The Two Faces of January

Respect for audience intelligence goes a long way in The Two Faces of January, but not quite far enough. A thriller so tasteful it barely thrills, screenwriter Hossein Amini’s directing debut serves mostly just to forecast the extinction of movies adapted from Patricia Highsmith novels. If Strangers on a Train was another century’s classic, and The Talented Mr. Ripley was already seeming a little too old-fashioned in 1999, this film’s best destiny might have been met last spring when it opened the San Francisco International Film Festival, ostensibly to appease an aging and unadventurous demographic. Look, it’s fine, and quite stylish, with Viggo Mortensen, Kirsten Dunst, and Oscar Isaac as an attractive triangle of Americans abroad in southern Europe in the early 1960s, conning and colluding and meting out mythological consequences among the ancient Greek ruins.

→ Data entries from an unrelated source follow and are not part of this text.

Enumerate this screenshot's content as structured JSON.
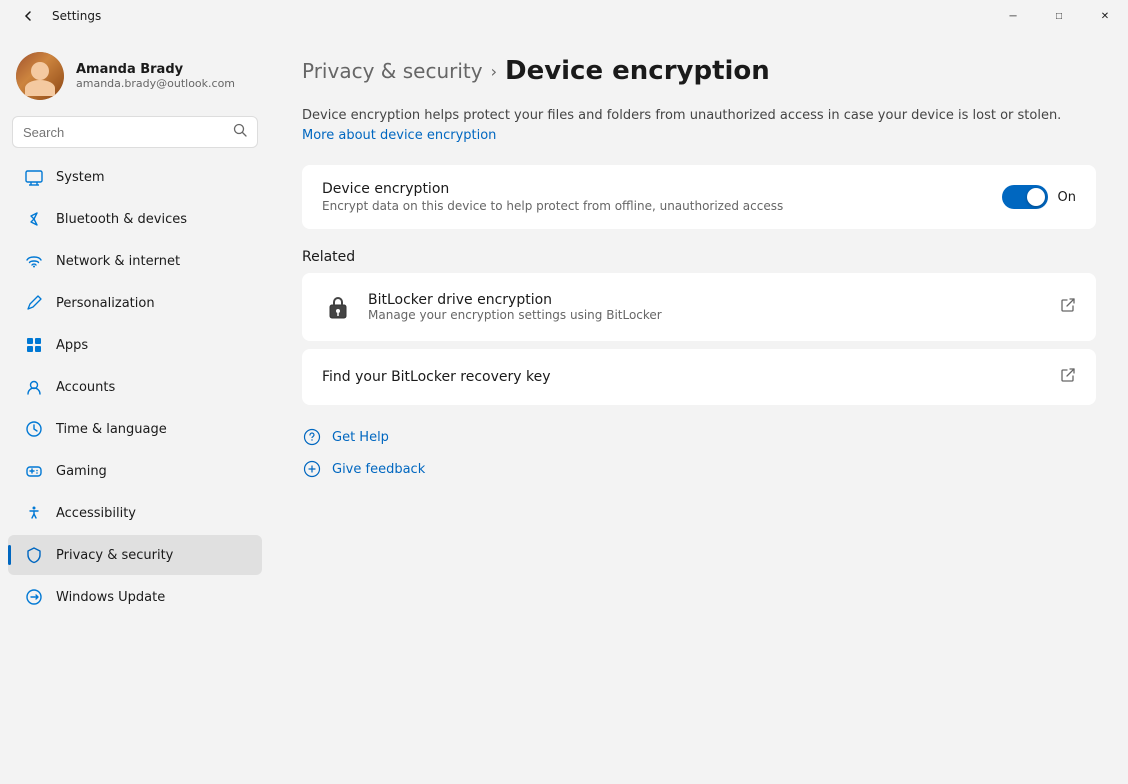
{
  "titlebar": {
    "title": "Settings",
    "back_icon": "←",
    "minimize_icon": "─",
    "maximize_icon": "□",
    "close_icon": "✕"
  },
  "user": {
    "name": "Amanda Brady",
    "email": "amanda.brady@outlook.com"
  },
  "search": {
    "placeholder": "Search"
  },
  "nav": {
    "items": [
      {
        "id": "system",
        "label": "System",
        "color": "#0078d4"
      },
      {
        "id": "bluetooth",
        "label": "Bluetooth & devices",
        "color": "#0078d4"
      },
      {
        "id": "network",
        "label": "Network & internet",
        "color": "#0078d4"
      },
      {
        "id": "personalization",
        "label": "Personalization",
        "color": "#0078d4"
      },
      {
        "id": "apps",
        "label": "Apps",
        "color": "#0078d4"
      },
      {
        "id": "accounts",
        "label": "Accounts",
        "color": "#0078d4"
      },
      {
        "id": "time",
        "label": "Time & language",
        "color": "#0078d4"
      },
      {
        "id": "gaming",
        "label": "Gaming",
        "color": "#0078d4"
      },
      {
        "id": "accessibility",
        "label": "Accessibility",
        "color": "#0078d4"
      },
      {
        "id": "privacy",
        "label": "Privacy & security",
        "color": "#0078d4",
        "active": true
      },
      {
        "id": "update",
        "label": "Windows Update",
        "color": "#0078d4"
      }
    ]
  },
  "page": {
    "breadcrumb_parent": "Privacy & security",
    "breadcrumb_separator": "›",
    "breadcrumb_current": "Device encryption",
    "description": "Device encryption helps protect your files and folders from unauthorized access in case your device is lost or stolen.",
    "description_link_text": "More about device encryption",
    "main_setting": {
      "title": "Device encryption",
      "description": "Encrypt data on this device to help protect from offline, unauthorized access",
      "toggle_state": "On",
      "toggle_on": true
    },
    "related": {
      "label": "Related",
      "items": [
        {
          "title": "BitLocker drive encryption",
          "subtitle": "Manage your encryption settings using BitLocker",
          "has_icon": true
        },
        {
          "title": "Find your BitLocker recovery key",
          "has_icon": false
        }
      ]
    },
    "help": {
      "get_help_label": "Get Help",
      "give_feedback_label": "Give feedback"
    }
  }
}
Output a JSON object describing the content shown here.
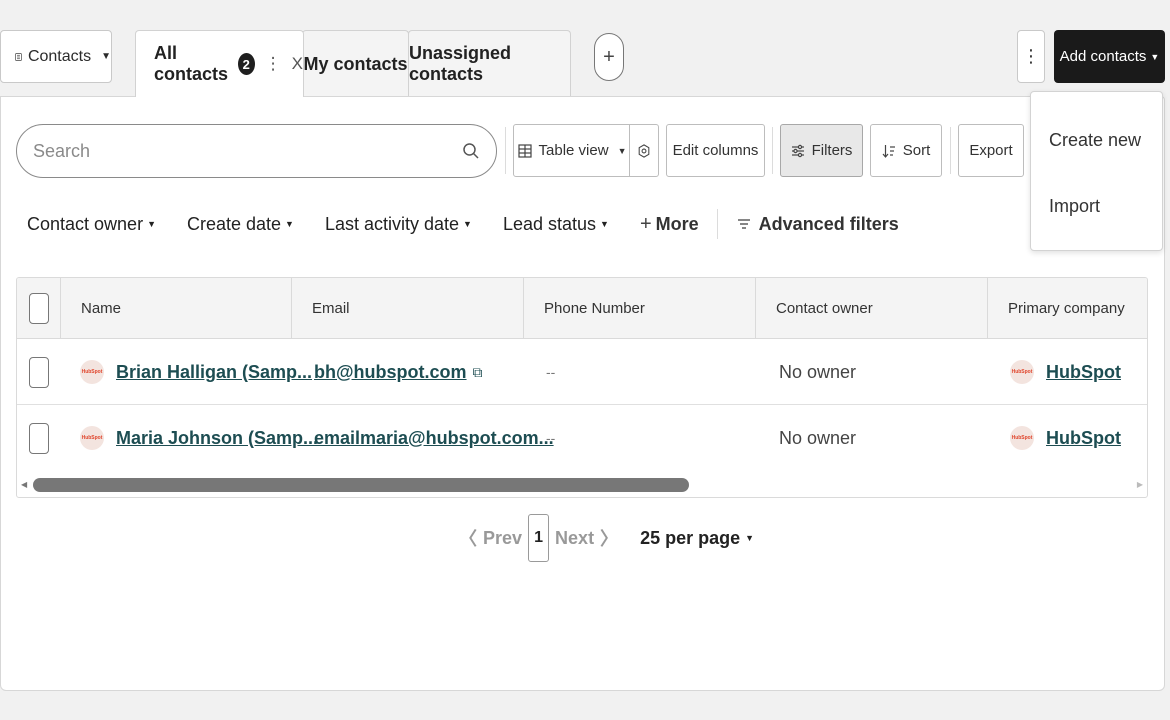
{
  "object_selector": {
    "label": "Contacts"
  },
  "tabs": [
    {
      "label": "All contacts",
      "badge": "2"
    },
    {
      "label": "My contacts"
    },
    {
      "label": "Unassigned contacts"
    }
  ],
  "header": {
    "tab_menu_glyph": "⋮",
    "tab_close_glyph": "X",
    "add_tab_glyph": "+",
    "more_actions_glyph": "⋮",
    "add_contacts_label": "Add contacts"
  },
  "dropdown": {
    "items": [
      "Create new",
      "Import"
    ]
  },
  "toolbar": {
    "search_placeholder": "Search",
    "table_view_label": "Table view",
    "edit_columns_label": "Edit columns",
    "filters_label": "Filters",
    "sort_label": "Sort",
    "export_label": "Export"
  },
  "filters": {
    "items": [
      "Contact owner",
      "Create date",
      "Last activity date",
      "Lead status"
    ],
    "more_label": "More",
    "advanced_label": "Advanced filters"
  },
  "table": {
    "columns": [
      "Name",
      "Email",
      "Phone Number",
      "Contact owner",
      "Primary company"
    ],
    "rows": [
      {
        "name": "Brian Halligan (Samp...",
        "email": "bh@hubspot.com",
        "phone": "--",
        "owner": "No owner",
        "company": "HubSpot"
      },
      {
        "name": "Maria Johnson (Samp...",
        "email": "emailmaria@hubspot.com...",
        "phone": "--",
        "owner": "No owner",
        "company": "HubSpot"
      }
    ],
    "logo_text": "HubSpot"
  },
  "pagination": {
    "prev_label": "Prev",
    "current_page": "1",
    "next_label": "Next",
    "per_page_label": "25 per page"
  },
  "colors": {
    "link": "#1d4d52",
    "primary_button": "#1a1a1a",
    "logo": "#e0452c"
  }
}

Never losing his cool in the intense Aegean sun, Amini makes a point of resisting hysteria, and that resistance will have to serve as the movie’s main supply of tension. In this lush, linen-suited world, even sudden deaths can’t seem to make matters seem especially urgent. It’s the familiar Highsmith stuff of swindlers with fragile egos and slippery identities, but it’s just not quite tasty enough. Skip it and rent Ripley’s Game, from 2002, which actually took some risks and made great use of John Malkovich, but went virtually unseen … until now?